affairs of the University.
2. In seeking and accepting
election to the Board of Regents
its members prove their willing
ness to accept full responsibility
for their official actions.
3. INASMUCH AS the mem
bers of the Board of Regents ac
cept full responsibility for their
actions and decisions, they have
the right and duty to conduct
University business in a man
ner they consider to be ia the
Tuesday, February 23, 1954
x . '' J
m imii imMi.i I am mn i "i iiHii a " i -
Courtesy Lincoln Journil
Armory Bid
Contract Okayed
purchased at the corner of 14th.
and S.
This will permit early clearing
of the land upon which Lyman
Hall, the proposed pharmacy
building, will be constructed.
The structure, with an estimated
cost of $750,000, is a part of the
University's 10-y ear building
VHEA Elects
Chloryce Ode
New President
Chloryce Ode was chosen new
president of Vocational Home
making Educational Association
in their annual elections last
Other officers are:
Eleanor Chapman, vice presi
dent; Joyce Stalder, treasurer;
Sharie Otto, secretary; Jo Heil
man, publicity chairman; Mar
garet Smith, program chairman,
and Twila Riley, Madeline Wat
son and Rose Hrouda, executive
council representatives. ;
stalled by last year's VHEA of
ficers who were: Barbara Wahl
strom, president; Barbara Ake
son, vice president; Chloryce
Ode, secretary; Jean R i p p e,
treasurer; Martha Heuermann,
publicity chairman, and Joanna
Malicky, program chairman.
VHEA and the Vocational
Agriculture Association will
jointly sponsor a banquet March
18. The program theme will be
"Dollars and Sense."
Program Involving
In Board Statement
best interests of the institution.
At the same time, the Board
recognized the contention of The
Lincoln Journal as (1) It is the
absolute right of the press to
report publicly both preliminary
and final actions of the Board
of Regents, and (2) The exer
cise and final actions of the
Board of Regents, and (2) The
exercise of such right ultimately
works to the best interests of
the University.
Applied to the current prob
lem of selecting a chancellor for
the University of Nebraska, The
Lincoln Journal's contention
would demand immediate re
lease of the names of all per

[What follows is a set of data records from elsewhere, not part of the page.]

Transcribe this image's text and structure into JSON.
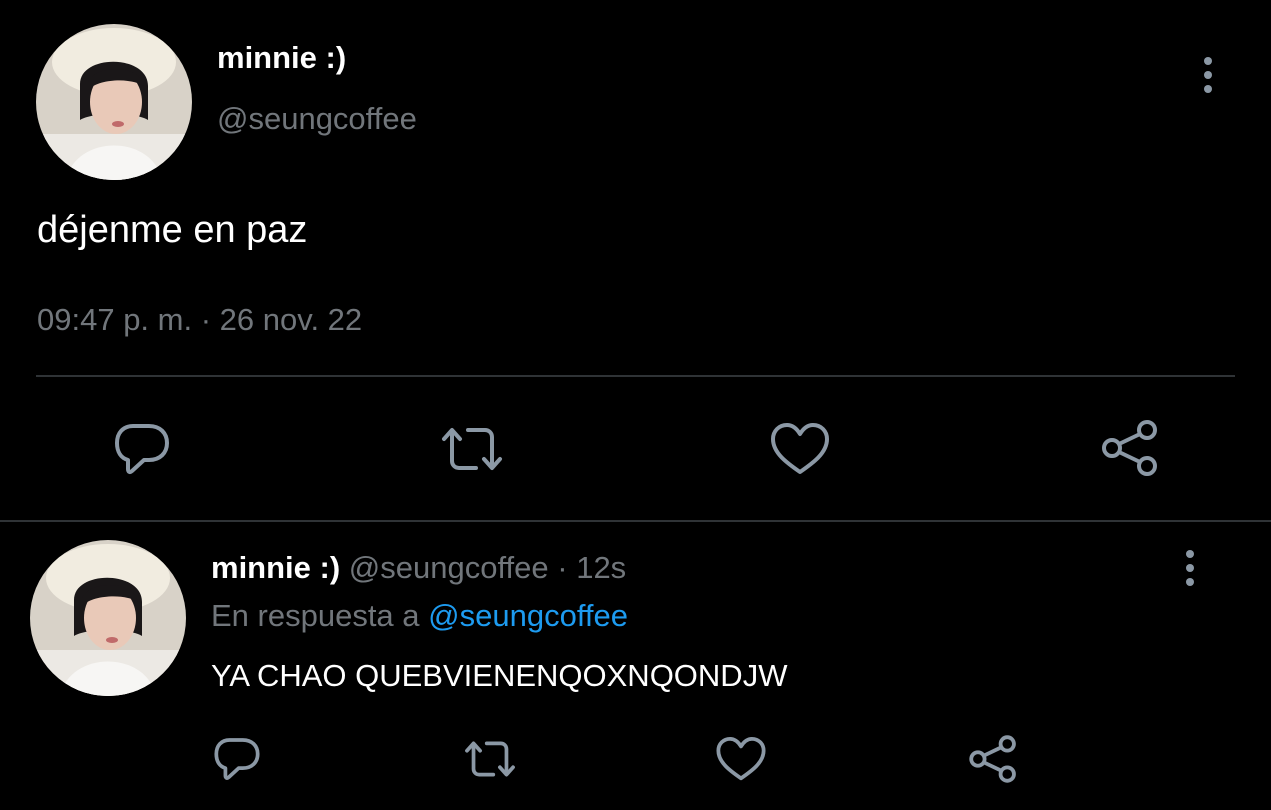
{
  "main_tweet": {
    "name": "minnie :)",
    "handle": "@seungcoffee",
    "text": "déjenme en paz",
    "time": "09:47 p. m.",
    "separator": "·",
    "date": "26 nov. 22",
    "actions": [
      "reply-icon",
      "retweet-icon",
      "like-icon",
      "share-icon"
    ]
  },
  "reply_tweet": {
    "name": "minnie :)",
    "handle": "@seungcoffee",
    "separator": "·",
    "time": "12s",
    "in_reply_prefix": "En respuesta a",
    "in_reply_handle": "@seungcoffee",
    "text": "YA CHAO QUEBVIENENQOXNQONDJW",
    "actions": [
      "reply-icon",
      "retweet-icon",
      "like-icon",
      "share-icon"
    ]
  },
  "colors": {
    "background": "#000000",
    "primary_text": "#ffffff",
    "secondary_text": "#71767b",
    "link": "#1d9bf0",
    "divider": "#2f3336",
    "icon": "#8b98a5"
  }
}
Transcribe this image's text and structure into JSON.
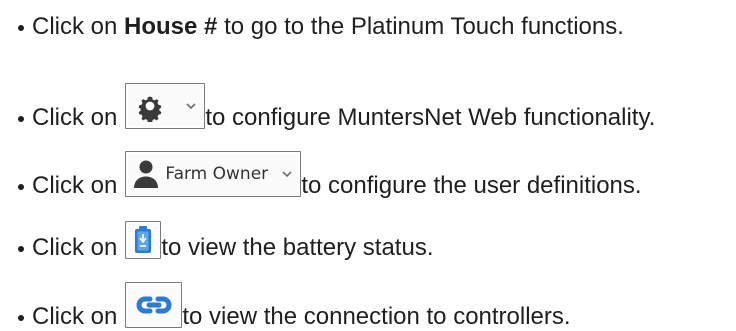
{
  "instructions": {
    "items": [
      {
        "before": "Click on",
        "bold": "House #",
        "after": "to go to the Platinum Touch functions."
      },
      {
        "before": "Click on",
        "icon": "settings-icon",
        "after": "to configure MuntersNet Web functionality."
      },
      {
        "before": "Click on",
        "icon": "user-menu-icon",
        "button_label": "Farm Owner",
        "after": "to configure the user definitions."
      },
      {
        "before": "Click on",
        "icon": "battery-icon",
        "after": "to view the battery status."
      },
      {
        "before": "Click on",
        "icon": "link-icon",
        "after": "to view the connection to controllers."
      }
    ]
  },
  "colors": {
    "text": "#1f1f1f",
    "icon_blue": "#2b7bd6",
    "icon_dark": "#3a3a3a",
    "button_border": "#7a7a7a"
  }
}
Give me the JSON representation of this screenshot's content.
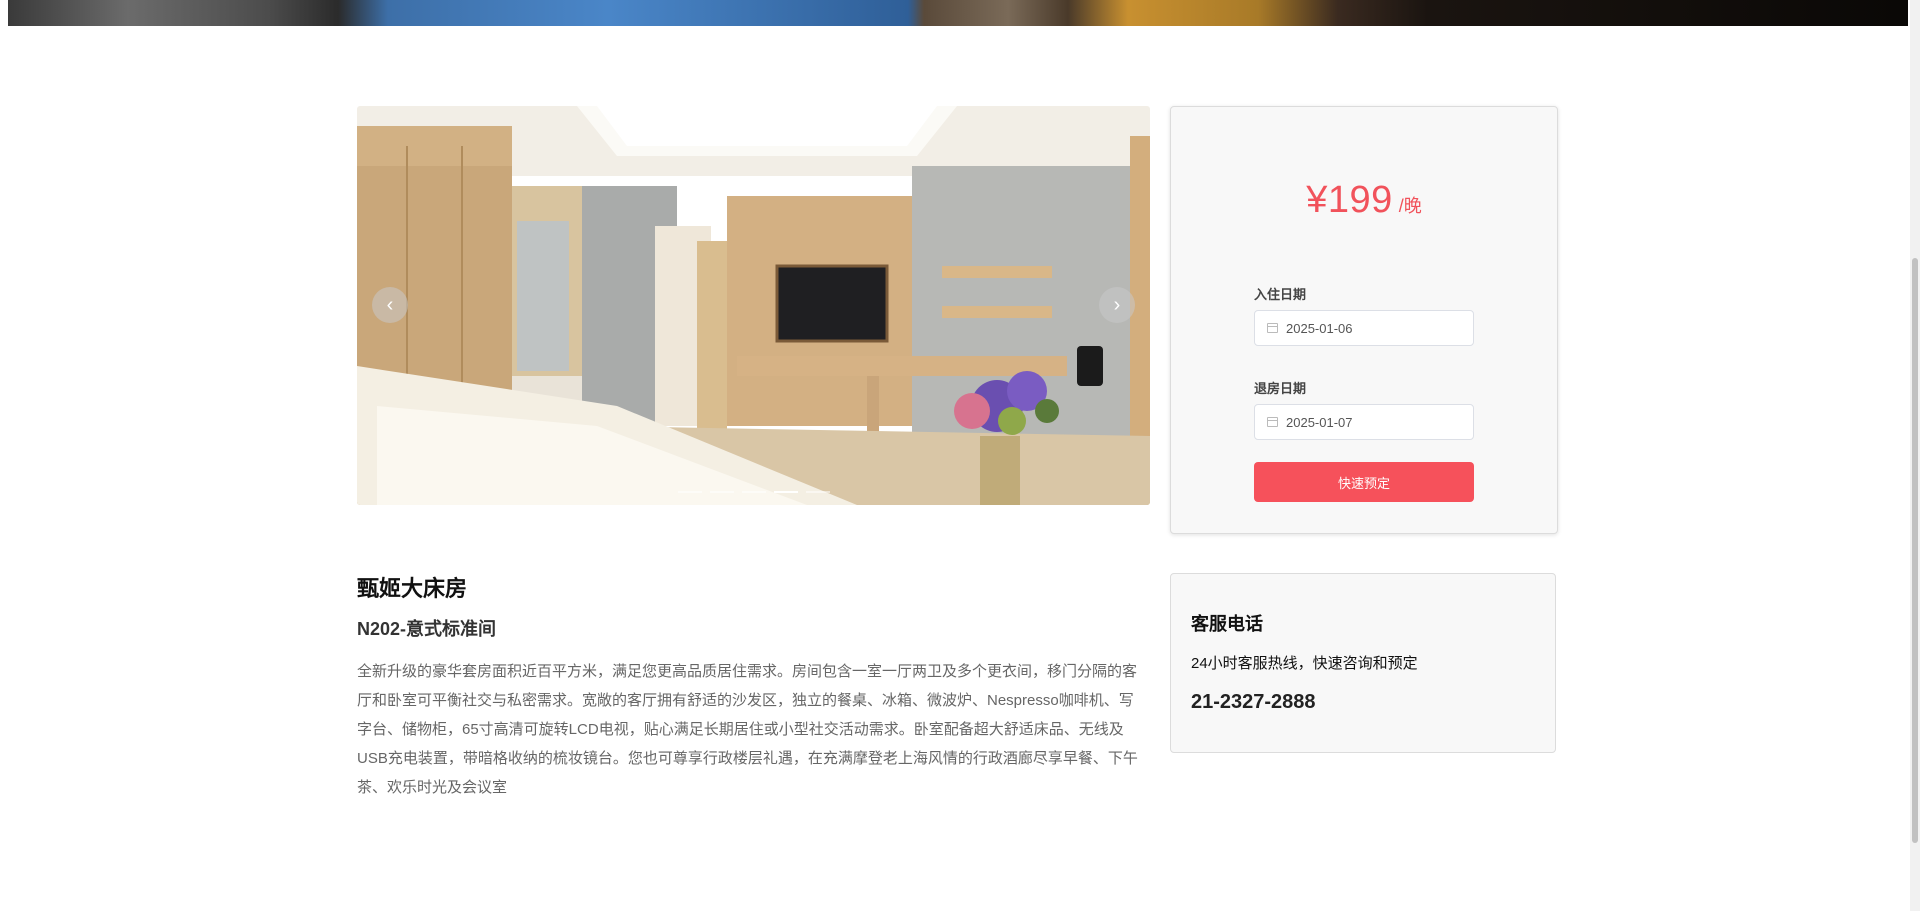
{
  "carousel": {
    "prev_glyph": "‹",
    "next_glyph": "›",
    "slide_count": 5,
    "active_slide": 3
  },
  "booking": {
    "price": "¥199",
    "unit": "/晚",
    "checkin_label": "入住日期",
    "checkin_value": "2025-01-06",
    "checkout_label": "退房日期",
    "checkout_value": "2025-01-07",
    "book_button": "快速预定"
  },
  "room": {
    "name": "甄姬大床房",
    "code": "N202-意式标准间",
    "description": "全新升级的豪华套房面积近百平方米，满足您更高品质居住需求。房间包含一室一厅两卫及多个更衣间，移门分隔的客厅和卧室可平衡社交与私密需求。宽敞的客厅拥有舒适的沙发区，独立的餐桌、冰箱、微波炉、Nespresso咖啡机、写字台、储物柜，65寸高清可旋转LCD电视，贴心满足长期居住或小型社交活动需求。卧室配备超大舒适床品、无线及USB充电装置，带暗格收纳的梳妆镜台。您也可尊享行政楼层礼遇，在充满摩登老上海风情的行政酒廊尽享早餐、下午茶、欢乐时光及会议室"
  },
  "service": {
    "title": "客服电话",
    "subtitle": "24小时客服热线，快速咨询和预定",
    "phone": "21-2327-2888"
  },
  "colors": {
    "accent": "#f6515b",
    "price": "#f1525b"
  },
  "icons": {
    "date": "calendar-icon",
    "prev": "chevron-left-icon",
    "next": "chevron-right-icon"
  }
}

sons the Board plans to consult
before reaching a decision.
SUCH A general announce
ment, the Board has ample rea
son to believe, would cause
some men whose names are on
the list to withdraw from con
sideration. All of the men on
the list hold responsible positions
and several of them have al
ready said announcement of
their names during the prelim
inary talks is embarrassing.
None of these men is actively
seeking the chancellorship. They
are educational leadars who
have been recommended for con
sideration by a speciel faculty
committee of the University. The
Board feels that common cour
tesy, orderly procedure, and the
best interests of the University
would be abused by refusal to
respect their wishes for anony
mity during the, preliminary
phases of a search for a chan
cellor. BECAUSE OF this feeling, the
Board cannot agree with the
philosophy advanced by The
Lincoln Journal which would
establish as the first prerequi
site for the University's chancel
lor a willingness to have his
name made public during the
period of preliminary talks.
IT IS the opinion of the Board
that its first duty is to perform
as it deems best the task for
which it was elected; namely, to
serve the best interests of the
University within the framework
provided by Nebraska law.